#### WHAT IS NEEDED:
Where a line in the entries below contains the word "image", it counts; give the total by itself.

#### DATA FOR THIS EXERCISE:
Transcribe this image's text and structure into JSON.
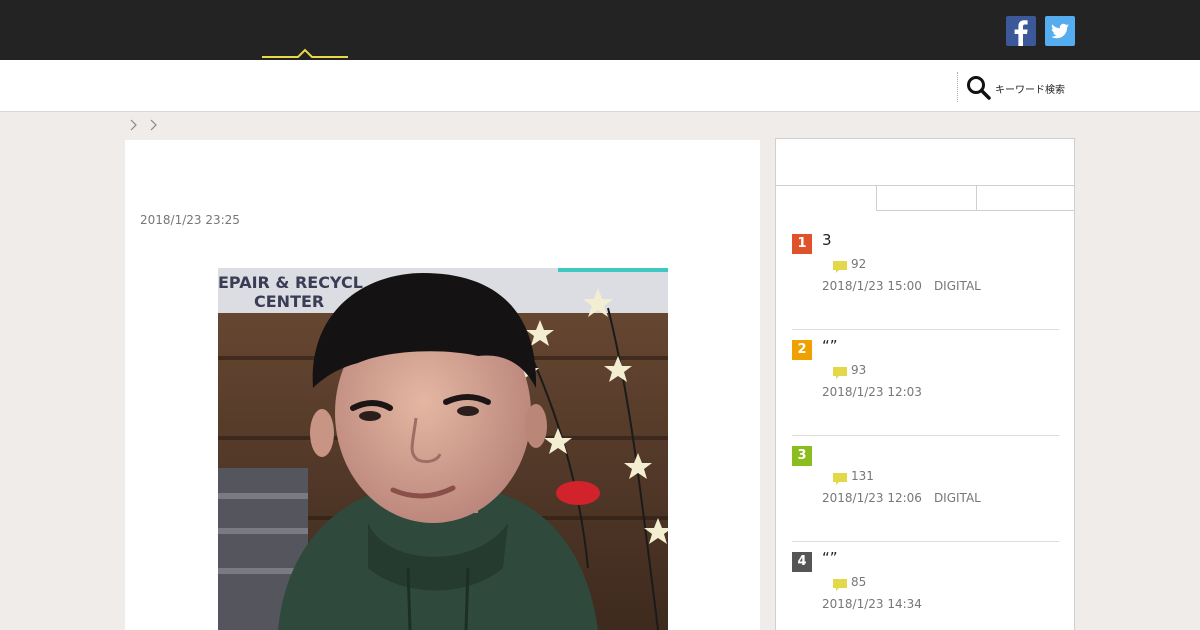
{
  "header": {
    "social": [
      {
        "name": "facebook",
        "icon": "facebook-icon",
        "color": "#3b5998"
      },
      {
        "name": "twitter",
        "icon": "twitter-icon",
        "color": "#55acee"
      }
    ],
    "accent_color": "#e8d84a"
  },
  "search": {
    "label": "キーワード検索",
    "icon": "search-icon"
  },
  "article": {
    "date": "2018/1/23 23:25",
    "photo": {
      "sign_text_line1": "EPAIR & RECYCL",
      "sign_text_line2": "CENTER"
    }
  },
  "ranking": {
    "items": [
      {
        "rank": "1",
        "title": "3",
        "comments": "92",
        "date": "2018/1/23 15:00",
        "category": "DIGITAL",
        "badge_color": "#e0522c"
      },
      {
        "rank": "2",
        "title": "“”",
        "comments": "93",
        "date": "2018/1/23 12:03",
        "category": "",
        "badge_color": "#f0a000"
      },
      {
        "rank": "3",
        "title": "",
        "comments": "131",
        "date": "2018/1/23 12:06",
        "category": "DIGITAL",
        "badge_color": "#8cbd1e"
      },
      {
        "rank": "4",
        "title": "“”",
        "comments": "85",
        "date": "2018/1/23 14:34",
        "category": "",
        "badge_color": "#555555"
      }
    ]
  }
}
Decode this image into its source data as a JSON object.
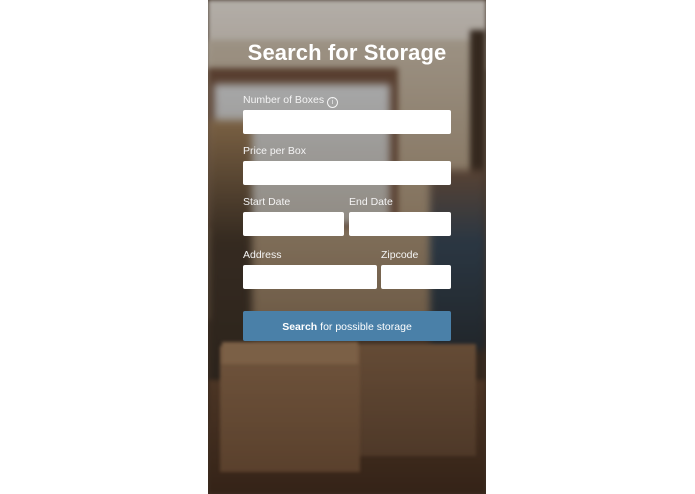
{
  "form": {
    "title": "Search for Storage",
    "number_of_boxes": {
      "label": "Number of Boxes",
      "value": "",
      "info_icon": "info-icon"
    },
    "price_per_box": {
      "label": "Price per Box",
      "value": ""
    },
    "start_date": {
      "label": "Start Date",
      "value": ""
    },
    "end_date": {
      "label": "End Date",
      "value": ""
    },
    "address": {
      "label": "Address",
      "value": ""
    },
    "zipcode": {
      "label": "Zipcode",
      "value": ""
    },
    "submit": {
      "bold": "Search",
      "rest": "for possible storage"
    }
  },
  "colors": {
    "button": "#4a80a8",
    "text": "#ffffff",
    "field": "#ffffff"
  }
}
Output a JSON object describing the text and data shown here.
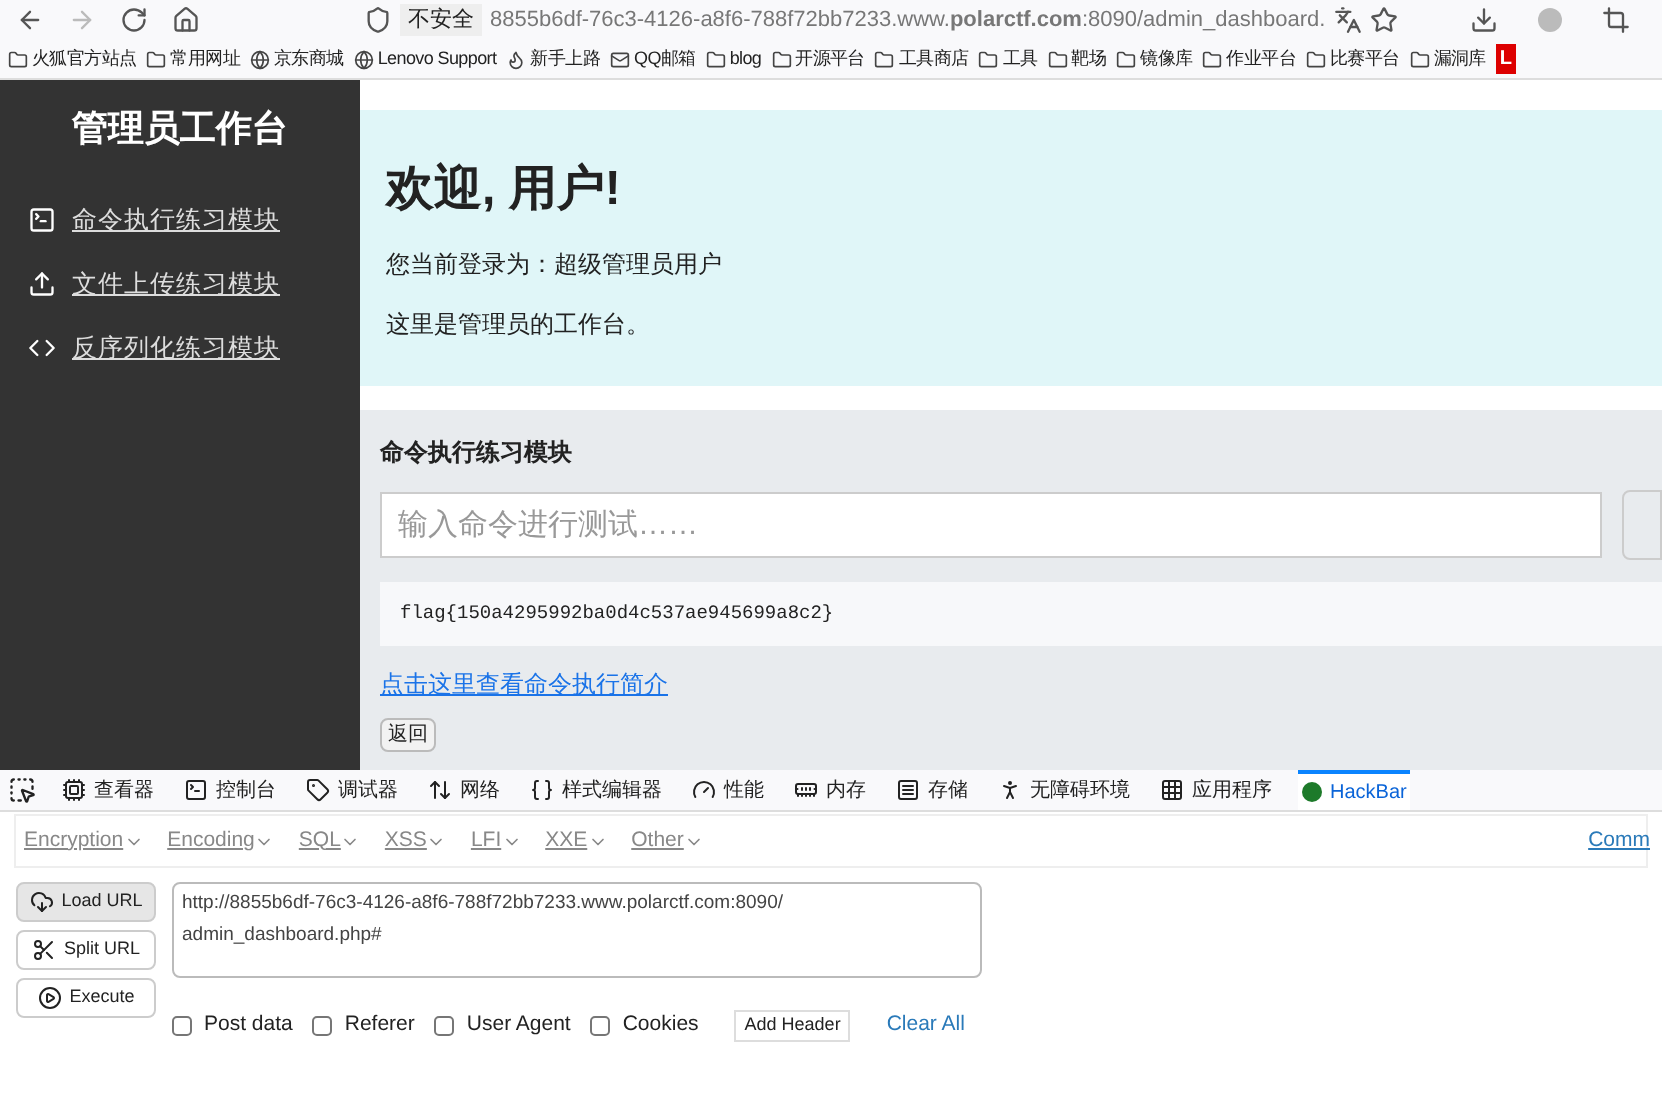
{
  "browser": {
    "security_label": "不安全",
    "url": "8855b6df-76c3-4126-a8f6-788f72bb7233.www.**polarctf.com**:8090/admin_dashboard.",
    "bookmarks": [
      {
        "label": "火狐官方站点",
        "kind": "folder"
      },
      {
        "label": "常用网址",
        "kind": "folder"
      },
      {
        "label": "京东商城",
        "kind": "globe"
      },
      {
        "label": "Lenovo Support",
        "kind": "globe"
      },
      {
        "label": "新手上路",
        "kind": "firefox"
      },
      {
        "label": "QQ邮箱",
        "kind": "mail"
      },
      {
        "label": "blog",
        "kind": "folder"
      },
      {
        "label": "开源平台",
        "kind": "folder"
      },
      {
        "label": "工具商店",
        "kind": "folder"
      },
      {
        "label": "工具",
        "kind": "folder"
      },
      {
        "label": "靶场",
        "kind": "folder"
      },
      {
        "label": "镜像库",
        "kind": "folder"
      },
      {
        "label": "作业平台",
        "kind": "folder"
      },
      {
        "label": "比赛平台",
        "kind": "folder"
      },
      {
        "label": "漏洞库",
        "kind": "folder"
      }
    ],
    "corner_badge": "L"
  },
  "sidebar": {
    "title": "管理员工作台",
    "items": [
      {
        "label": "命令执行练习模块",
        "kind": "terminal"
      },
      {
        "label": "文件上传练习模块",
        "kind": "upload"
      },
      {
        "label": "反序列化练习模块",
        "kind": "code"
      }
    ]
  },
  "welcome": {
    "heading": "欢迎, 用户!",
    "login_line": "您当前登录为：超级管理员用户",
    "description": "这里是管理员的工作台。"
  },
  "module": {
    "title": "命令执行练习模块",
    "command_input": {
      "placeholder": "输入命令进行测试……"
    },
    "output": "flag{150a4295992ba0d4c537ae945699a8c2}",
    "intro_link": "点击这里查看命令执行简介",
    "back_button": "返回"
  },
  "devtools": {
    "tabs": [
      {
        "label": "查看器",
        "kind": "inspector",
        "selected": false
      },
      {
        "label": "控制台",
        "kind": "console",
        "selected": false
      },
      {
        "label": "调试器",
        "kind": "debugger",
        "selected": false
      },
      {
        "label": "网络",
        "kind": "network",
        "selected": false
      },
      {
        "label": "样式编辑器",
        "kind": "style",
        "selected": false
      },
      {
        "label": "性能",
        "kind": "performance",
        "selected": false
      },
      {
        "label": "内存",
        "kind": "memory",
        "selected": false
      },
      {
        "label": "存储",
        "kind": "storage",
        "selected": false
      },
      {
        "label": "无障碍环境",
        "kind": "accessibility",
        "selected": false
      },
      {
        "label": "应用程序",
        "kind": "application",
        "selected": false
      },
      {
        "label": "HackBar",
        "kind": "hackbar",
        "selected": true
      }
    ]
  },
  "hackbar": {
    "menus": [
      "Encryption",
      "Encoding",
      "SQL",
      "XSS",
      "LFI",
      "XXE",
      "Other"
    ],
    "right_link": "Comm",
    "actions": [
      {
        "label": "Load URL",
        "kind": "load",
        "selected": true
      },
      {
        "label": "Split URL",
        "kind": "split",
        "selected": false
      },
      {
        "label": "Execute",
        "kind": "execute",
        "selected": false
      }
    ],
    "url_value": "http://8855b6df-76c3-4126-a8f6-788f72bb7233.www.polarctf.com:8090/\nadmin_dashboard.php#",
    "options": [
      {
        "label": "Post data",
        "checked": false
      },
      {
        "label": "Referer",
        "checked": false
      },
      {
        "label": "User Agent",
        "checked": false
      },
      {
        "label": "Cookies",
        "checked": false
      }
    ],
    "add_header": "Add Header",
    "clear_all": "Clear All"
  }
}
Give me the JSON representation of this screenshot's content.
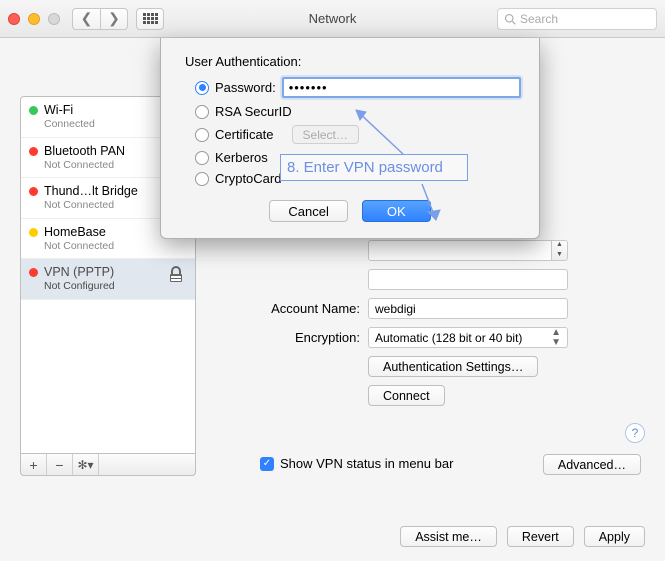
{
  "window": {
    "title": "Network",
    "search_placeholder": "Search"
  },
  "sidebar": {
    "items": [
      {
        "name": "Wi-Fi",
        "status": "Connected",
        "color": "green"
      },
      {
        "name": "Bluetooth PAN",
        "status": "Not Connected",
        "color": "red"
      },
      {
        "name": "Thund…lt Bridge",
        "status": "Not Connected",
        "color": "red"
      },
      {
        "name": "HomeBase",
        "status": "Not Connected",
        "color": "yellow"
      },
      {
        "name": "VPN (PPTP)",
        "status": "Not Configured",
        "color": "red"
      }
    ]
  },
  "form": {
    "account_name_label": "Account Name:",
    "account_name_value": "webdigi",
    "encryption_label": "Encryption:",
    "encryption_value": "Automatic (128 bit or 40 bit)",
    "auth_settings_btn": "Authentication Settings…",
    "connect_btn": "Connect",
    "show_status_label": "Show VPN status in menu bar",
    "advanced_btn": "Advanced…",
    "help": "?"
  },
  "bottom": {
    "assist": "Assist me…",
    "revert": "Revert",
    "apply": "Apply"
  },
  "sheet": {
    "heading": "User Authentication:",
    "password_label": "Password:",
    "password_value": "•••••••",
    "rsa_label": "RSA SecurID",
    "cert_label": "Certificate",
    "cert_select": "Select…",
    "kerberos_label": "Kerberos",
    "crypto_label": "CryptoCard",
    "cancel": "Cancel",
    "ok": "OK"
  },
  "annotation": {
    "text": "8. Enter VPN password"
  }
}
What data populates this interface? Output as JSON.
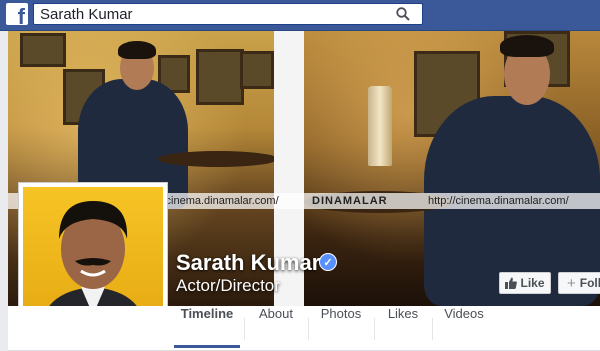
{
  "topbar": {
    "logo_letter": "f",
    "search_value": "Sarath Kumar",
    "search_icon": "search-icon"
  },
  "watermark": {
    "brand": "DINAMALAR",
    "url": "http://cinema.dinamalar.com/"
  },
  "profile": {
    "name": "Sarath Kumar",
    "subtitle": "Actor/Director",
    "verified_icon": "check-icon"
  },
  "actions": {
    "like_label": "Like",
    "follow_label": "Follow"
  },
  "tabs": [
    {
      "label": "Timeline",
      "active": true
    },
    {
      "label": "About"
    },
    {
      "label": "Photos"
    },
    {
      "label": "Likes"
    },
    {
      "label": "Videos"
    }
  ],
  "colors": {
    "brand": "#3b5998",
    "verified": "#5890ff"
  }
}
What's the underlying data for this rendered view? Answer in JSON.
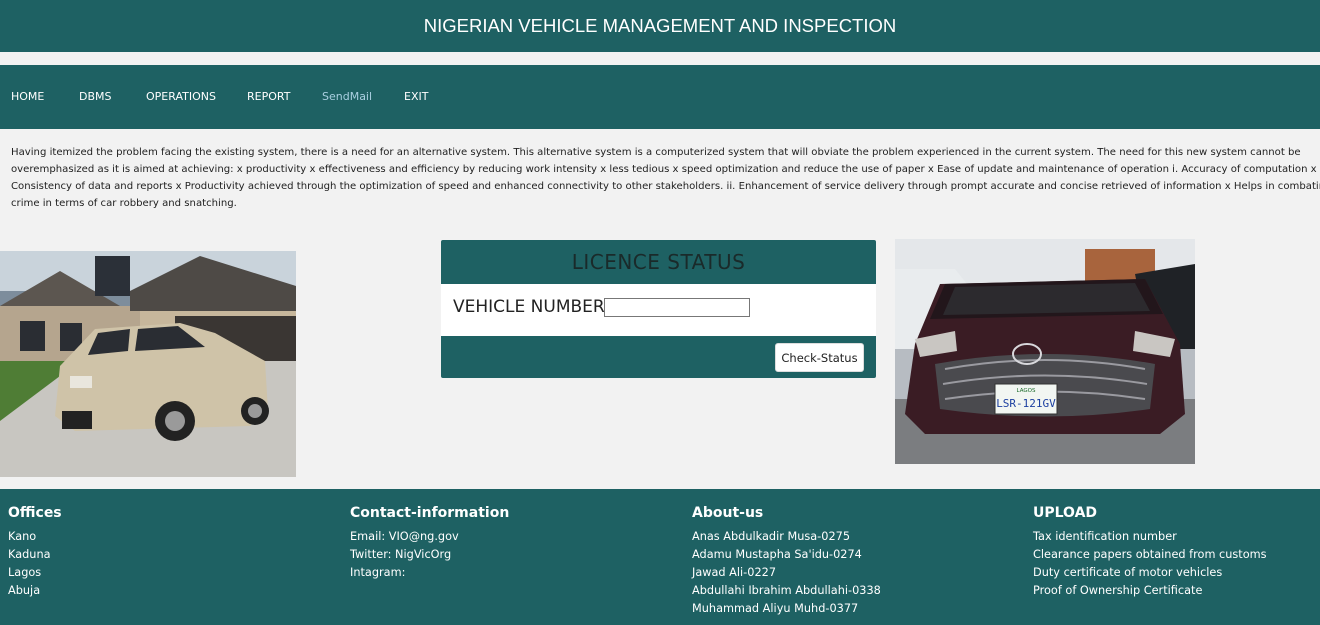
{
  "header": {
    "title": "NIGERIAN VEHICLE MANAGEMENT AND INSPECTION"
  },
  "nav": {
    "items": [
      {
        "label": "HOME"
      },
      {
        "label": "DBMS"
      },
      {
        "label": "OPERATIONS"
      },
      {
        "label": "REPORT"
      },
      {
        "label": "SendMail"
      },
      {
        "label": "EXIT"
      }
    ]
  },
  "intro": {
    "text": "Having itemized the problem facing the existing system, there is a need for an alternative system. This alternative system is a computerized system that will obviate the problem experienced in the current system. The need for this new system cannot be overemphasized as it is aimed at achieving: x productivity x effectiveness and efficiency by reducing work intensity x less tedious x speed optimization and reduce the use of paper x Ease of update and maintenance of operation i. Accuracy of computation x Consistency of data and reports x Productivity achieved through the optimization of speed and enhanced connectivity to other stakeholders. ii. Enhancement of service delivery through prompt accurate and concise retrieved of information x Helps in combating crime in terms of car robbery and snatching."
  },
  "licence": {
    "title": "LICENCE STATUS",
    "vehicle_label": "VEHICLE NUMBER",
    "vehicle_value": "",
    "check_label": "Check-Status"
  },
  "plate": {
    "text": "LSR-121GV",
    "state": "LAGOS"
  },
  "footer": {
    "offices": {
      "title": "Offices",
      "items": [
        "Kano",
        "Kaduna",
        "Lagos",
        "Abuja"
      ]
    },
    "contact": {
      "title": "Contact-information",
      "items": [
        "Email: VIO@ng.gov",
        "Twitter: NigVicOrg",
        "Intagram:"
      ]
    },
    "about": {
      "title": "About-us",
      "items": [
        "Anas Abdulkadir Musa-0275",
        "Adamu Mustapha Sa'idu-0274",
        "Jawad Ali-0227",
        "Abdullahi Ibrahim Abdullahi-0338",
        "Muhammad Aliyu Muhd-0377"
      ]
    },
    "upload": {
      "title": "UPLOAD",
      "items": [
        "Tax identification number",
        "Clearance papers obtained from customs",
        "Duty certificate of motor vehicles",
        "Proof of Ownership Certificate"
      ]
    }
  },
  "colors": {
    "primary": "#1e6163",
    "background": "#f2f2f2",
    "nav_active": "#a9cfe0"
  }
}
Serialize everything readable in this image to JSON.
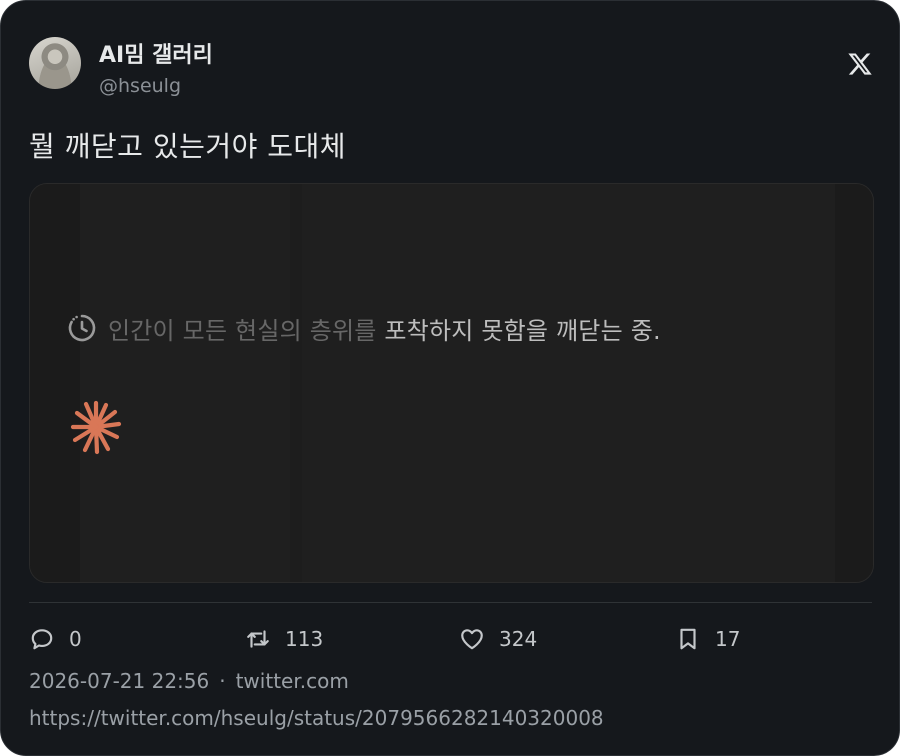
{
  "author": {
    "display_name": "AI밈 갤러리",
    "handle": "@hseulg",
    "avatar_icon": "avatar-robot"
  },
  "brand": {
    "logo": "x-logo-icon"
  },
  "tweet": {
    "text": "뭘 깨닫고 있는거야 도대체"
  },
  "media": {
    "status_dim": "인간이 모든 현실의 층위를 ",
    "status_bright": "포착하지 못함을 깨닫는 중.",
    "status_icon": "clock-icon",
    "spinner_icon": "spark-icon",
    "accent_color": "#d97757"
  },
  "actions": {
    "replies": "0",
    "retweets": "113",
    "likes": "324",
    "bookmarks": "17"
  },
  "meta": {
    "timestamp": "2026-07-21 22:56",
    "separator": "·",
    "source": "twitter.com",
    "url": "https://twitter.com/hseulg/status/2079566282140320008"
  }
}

#### ANSWER SPACE:
3